(Beginning of Dataset excerpts)

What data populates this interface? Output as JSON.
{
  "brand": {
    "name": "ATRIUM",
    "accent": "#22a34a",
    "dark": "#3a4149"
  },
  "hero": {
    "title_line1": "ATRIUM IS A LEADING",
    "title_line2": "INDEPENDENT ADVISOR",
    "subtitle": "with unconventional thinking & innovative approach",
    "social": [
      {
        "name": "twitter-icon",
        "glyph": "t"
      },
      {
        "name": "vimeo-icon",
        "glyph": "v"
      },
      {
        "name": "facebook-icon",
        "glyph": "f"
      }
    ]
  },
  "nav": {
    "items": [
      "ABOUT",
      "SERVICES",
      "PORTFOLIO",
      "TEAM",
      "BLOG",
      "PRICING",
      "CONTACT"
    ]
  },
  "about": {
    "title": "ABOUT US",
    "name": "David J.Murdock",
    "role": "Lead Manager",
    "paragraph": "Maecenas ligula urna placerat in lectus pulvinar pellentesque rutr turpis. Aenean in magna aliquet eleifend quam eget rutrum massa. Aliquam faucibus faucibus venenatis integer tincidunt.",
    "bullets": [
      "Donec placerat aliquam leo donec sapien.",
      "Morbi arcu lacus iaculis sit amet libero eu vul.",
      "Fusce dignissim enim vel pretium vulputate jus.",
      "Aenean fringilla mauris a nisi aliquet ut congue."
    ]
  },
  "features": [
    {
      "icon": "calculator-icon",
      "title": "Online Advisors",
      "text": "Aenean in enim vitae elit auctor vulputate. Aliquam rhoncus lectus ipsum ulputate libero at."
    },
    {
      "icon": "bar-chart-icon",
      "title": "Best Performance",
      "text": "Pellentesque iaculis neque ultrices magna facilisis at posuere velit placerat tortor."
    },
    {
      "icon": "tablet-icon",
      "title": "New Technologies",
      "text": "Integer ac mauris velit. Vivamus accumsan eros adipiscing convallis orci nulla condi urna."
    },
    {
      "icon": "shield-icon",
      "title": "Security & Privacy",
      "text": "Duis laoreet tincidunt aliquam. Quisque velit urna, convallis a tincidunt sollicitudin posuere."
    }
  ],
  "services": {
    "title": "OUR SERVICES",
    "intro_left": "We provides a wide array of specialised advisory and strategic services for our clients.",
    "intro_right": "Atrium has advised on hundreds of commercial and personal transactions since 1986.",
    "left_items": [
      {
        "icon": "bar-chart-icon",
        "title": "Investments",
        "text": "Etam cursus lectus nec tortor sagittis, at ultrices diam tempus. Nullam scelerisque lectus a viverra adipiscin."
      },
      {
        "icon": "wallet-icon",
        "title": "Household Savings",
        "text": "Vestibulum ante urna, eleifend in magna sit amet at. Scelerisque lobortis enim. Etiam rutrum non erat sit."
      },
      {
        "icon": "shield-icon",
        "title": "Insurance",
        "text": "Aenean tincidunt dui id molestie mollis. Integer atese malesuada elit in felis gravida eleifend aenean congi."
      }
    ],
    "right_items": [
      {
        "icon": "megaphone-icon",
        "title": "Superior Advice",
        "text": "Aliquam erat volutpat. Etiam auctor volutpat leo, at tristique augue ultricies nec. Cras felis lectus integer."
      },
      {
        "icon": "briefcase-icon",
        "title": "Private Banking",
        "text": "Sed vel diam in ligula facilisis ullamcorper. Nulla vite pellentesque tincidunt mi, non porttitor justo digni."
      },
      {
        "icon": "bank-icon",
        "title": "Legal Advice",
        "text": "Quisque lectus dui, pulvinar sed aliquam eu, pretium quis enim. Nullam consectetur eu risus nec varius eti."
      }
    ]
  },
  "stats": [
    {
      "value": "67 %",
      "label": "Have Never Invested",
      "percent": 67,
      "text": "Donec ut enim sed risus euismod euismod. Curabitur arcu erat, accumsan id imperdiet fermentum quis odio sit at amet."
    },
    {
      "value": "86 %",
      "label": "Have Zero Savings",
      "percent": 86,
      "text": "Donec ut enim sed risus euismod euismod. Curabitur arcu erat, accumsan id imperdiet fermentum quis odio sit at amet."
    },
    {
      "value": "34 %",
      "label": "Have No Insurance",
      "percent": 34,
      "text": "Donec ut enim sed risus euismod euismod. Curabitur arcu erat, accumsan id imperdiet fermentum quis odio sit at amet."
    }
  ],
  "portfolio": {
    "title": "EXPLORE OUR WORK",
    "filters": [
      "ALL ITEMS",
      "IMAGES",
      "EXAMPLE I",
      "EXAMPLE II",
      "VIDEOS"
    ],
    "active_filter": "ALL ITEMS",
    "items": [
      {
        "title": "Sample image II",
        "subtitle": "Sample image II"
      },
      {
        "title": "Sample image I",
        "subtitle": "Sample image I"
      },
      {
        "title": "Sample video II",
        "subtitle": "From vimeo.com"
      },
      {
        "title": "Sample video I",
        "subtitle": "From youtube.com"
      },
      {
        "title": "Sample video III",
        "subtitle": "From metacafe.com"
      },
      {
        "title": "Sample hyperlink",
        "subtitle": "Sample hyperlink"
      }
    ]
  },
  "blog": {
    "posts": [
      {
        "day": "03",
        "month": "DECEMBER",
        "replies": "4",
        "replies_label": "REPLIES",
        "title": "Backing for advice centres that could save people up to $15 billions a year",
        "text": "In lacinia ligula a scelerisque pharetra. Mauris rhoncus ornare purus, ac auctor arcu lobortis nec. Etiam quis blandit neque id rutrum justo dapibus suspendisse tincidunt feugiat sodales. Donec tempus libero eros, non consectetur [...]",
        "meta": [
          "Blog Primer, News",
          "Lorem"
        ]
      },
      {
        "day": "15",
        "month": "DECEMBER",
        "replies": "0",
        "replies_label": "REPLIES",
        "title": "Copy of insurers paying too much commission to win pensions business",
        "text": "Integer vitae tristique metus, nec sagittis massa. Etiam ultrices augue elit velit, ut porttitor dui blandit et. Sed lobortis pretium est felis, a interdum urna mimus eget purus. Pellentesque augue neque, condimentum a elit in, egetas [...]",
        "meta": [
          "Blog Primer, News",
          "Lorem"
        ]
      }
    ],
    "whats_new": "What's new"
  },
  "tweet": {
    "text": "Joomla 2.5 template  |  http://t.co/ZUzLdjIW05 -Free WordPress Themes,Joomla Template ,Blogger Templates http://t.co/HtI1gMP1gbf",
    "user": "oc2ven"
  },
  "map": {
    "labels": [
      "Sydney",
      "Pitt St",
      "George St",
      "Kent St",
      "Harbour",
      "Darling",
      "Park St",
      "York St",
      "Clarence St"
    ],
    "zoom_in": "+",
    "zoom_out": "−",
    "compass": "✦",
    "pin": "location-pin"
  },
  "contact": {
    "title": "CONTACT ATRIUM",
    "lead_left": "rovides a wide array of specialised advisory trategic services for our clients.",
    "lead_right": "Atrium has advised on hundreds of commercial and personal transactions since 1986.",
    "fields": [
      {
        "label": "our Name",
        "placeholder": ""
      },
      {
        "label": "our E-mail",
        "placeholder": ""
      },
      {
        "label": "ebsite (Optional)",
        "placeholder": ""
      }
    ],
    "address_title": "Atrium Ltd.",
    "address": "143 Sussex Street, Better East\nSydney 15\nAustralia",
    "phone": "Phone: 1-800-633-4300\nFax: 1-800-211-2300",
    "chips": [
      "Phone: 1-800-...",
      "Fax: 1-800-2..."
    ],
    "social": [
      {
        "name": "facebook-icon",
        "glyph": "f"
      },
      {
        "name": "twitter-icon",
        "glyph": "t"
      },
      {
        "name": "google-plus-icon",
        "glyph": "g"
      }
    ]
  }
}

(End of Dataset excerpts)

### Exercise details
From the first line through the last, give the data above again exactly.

### Solution to the problem
What data populates this interface? Output as JSON.
{
  "brand": {
    "name": "ATRIUM",
    "accent": "#22a34a",
    "dark": "#3a4149"
  },
  "hero": {
    "title_line1": "ATRIUM IS A LEADING",
    "title_line2": "INDEPENDENT ADVISOR",
    "subtitle": "with unconventional thinking & innovative approach",
    "social": [
      {
        "name": "twitter-icon",
        "glyph": "t"
      },
      {
        "name": "vimeo-icon",
        "glyph": "v"
      },
      {
        "name": "facebook-icon",
        "glyph": "f"
      }
    ]
  },
  "nav": {
    "items": [
      "ABOUT",
      "SERVICES",
      "PORTFOLIO",
      "TEAM",
      "BLOG",
      "PRICING",
      "CONTACT"
    ]
  },
  "about": {
    "title": "ABOUT US",
    "name": "David J.Murdock",
    "role": "Lead Manager",
    "paragraph": "Maecenas ligula urna placerat in lectus pulvinar pellentesque rutr turpis. Aenean in magna aliquet eleifend quam eget rutrum massa. Aliquam faucibus faucibus venenatis integer tincidunt.",
    "bullets": [
      "Donec placerat aliquam leo donec sapien.",
      "Morbi arcu lacus iaculis sit amet libero eu vul.",
      "Fusce dignissim enim vel pretium vulputate jus.",
      "Aenean fringilla mauris a nisi aliquet ut congue."
    ]
  },
  "features": [
    {
      "icon": "calculator-icon",
      "title": "Online Advisors",
      "text": "Aenean in enim vitae elit auctor vulputate. Aliquam rhoncus lectus ipsum ulputate libero at."
    },
    {
      "icon": "bar-chart-icon",
      "title": "Best Performance",
      "text": "Pellentesque iaculis neque ultrices magna facilisis at posuere velit placerat tortor."
    },
    {
      "icon": "tablet-icon",
      "title": "New Technologies",
      "text": "Integer ac mauris velit. Vivamus accumsan eros adipiscing convallis orci nulla condi urna."
    },
    {
      "icon": "shield-icon",
      "title": "Security & Privacy",
      "text": "Duis laoreet tincidunt aliquam. Quisque velit urna, convallis a tincidunt sollicitudin posuere."
    }
  ],
  "services": {
    "title": "OUR SERVICES",
    "intro_left": "We provides a wide array of specialised advisory and strategic services for our clients.",
    "intro_right": "Atrium has advised on hundreds of commercial and personal transactions since 1986.",
    "left_items": [
      {
        "icon": "bar-chart-icon",
        "title": "Investments",
        "text": "Etam cursus lectus nec tortor sagittis, at ultrices diam tempus. Nullam scelerisque lectus a viverra adipiscin."
      },
      {
        "icon": "wallet-icon",
        "title": "Household Savings",
        "text": "Vestibulum ante urna, eleifend in magna sit amet at. Scelerisque lobortis enim. Etiam rutrum non erat sit."
      },
      {
        "icon": "shield-icon",
        "title": "Insurance",
        "text": "Aenean tincidunt dui id molestie mollis. Integer atese malesuada elit in felis gravida eleifend aenean congi."
      }
    ],
    "right_items": [
      {
        "icon": "megaphone-icon",
        "title": "Superior Advice",
        "text": "Aliquam erat volutpat. Etiam auctor volutpat leo, at tristique augue ultricies nec. Cras felis lectus integer."
      },
      {
        "icon": "briefcase-icon",
        "title": "Private Banking",
        "text": "Sed vel diam in ligula facilisis ullamcorper. Nulla vite pellentesque tincidunt mi, non porttitor justo digni."
      },
      {
        "icon": "bank-icon",
        "title": "Legal Advice",
        "text": "Quisque lectus dui, pulvinar sed aliquam eu, pretium quis enim. Nullam consectetur eu risus nec varius eti."
      }
    ]
  },
  "stats": [
    {
      "value": "67 %",
      "label": "Have Never Invested",
      "percent": 67,
      "text": "Donec ut enim sed risus euismod euismod. Curabitur arcu erat, accumsan id imperdiet fermentum quis odio sit at amet."
    },
    {
      "value": "86 %",
      "label": "Have Zero Savings",
      "percent": 86,
      "text": "Donec ut enim sed risus euismod euismod. Curabitur arcu erat, accumsan id imperdiet fermentum quis odio sit at amet."
    },
    {
      "value": "34 %",
      "label": "Have No Insurance",
      "percent": 34,
      "text": "Donec ut enim sed risus euismod euismod. Curabitur arcu erat, accumsan id imperdiet fermentum quis odio sit at amet."
    }
  ],
  "portfolio": {
    "title": "EXPLORE OUR WORK",
    "filters": [
      "ALL ITEMS",
      "IMAGES",
      "EXAMPLE I",
      "EXAMPLE II",
      "VIDEOS"
    ],
    "active_filter": "ALL ITEMS",
    "items": [
      {
        "title": "Sample image II",
        "subtitle": "Sample image II"
      },
      {
        "title": "Sample image I",
        "subtitle": "Sample image I"
      },
      {
        "title": "Sample video II",
        "subtitle": "From vimeo.com"
      },
      {
        "title": "Sample video I",
        "subtitle": "From youtube.com"
      },
      {
        "title": "Sample video III",
        "subtitle": "From metacafe.com"
      },
      {
        "title": "Sample hyperlink",
        "subtitle": "Sample hyperlink"
      }
    ]
  },
  "blog": {
    "posts": [
      {
        "day": "03",
        "month": "DECEMBER",
        "replies": "4",
        "replies_label": "REPLIES",
        "title": "Backing for advice centres that could save people up to $15 billions a year",
        "text": "In lacinia ligula a scelerisque pharetra. Mauris rhoncus ornare purus, ac auctor arcu lobortis nec. Etiam quis blandit neque id rutrum justo dapibus suspendisse tincidunt feugiat sodales. Donec tempus libero eros, non consectetur [...]",
        "meta": [
          "Blog Primer, News",
          "Lorem"
        ]
      },
      {
        "day": "15",
        "month": "DECEMBER",
        "replies": "0",
        "replies_label": "REPLIES",
        "title": "Copy of insurers paying too much commission to win pensions business",
        "text": "Integer vitae tristique metus, nec sagittis massa. Etiam ultrices augue elit velit, ut porttitor dui blandit et. Sed lobortis pretium est felis, a interdum urna mimus eget purus. Pellentesque augue neque, condimentum a elit in, egetas [...]",
        "meta": [
          "Blog Primer, News",
          "Lorem"
        ]
      }
    ],
    "whats_new": "What's new"
  },
  "tweet": {
    "text": "Joomla 2.5 template  |  http://t.co/ZUzLdjIW05 -Free WordPress Themes,Joomla Template ,Blogger Templates http://t.co/HtI1gMP1gbf",
    "user": "oc2ven"
  },
  "map": {
    "labels": [
      "Sydney",
      "Pitt St",
      "George St",
      "Kent St",
      "Harbour",
      "Darling",
      "Park St",
      "York St",
      "Clarence St"
    ],
    "zoom_in": "+",
    "zoom_out": "−",
    "compass": "✦",
    "pin": "location-pin"
  },
  "contact": {
    "title": "CONTACT ATRIUM",
    "lead_left": "rovides a wide array of specialised advisory trategic services for our clients.",
    "lead_right": "Atrium has advised on hundreds of commercial and personal transactions since 1986.",
    "fields": [
      {
        "label": "our Name",
        "placeholder": ""
      },
      {
        "label": "our E-mail",
        "placeholder": ""
      },
      {
        "label": "ebsite (Optional)",
        "placeholder": ""
      }
    ],
    "address_title": "Atrium Ltd.",
    "address": "143 Sussex Street, Better East\nSydney 15\nAustralia",
    "phone": "Phone: 1-800-633-4300\nFax: 1-800-211-2300",
    "chips": [
      "Phone: 1-800-...",
      "Fax: 1-800-2..."
    ],
    "social": [
      {
        "name": "facebook-icon",
        "glyph": "f"
      },
      {
        "name": "twitter-icon",
        "glyph": "t"
      },
      {
        "name": "google-plus-icon",
        "glyph": "g"
      }
    ]
  }
}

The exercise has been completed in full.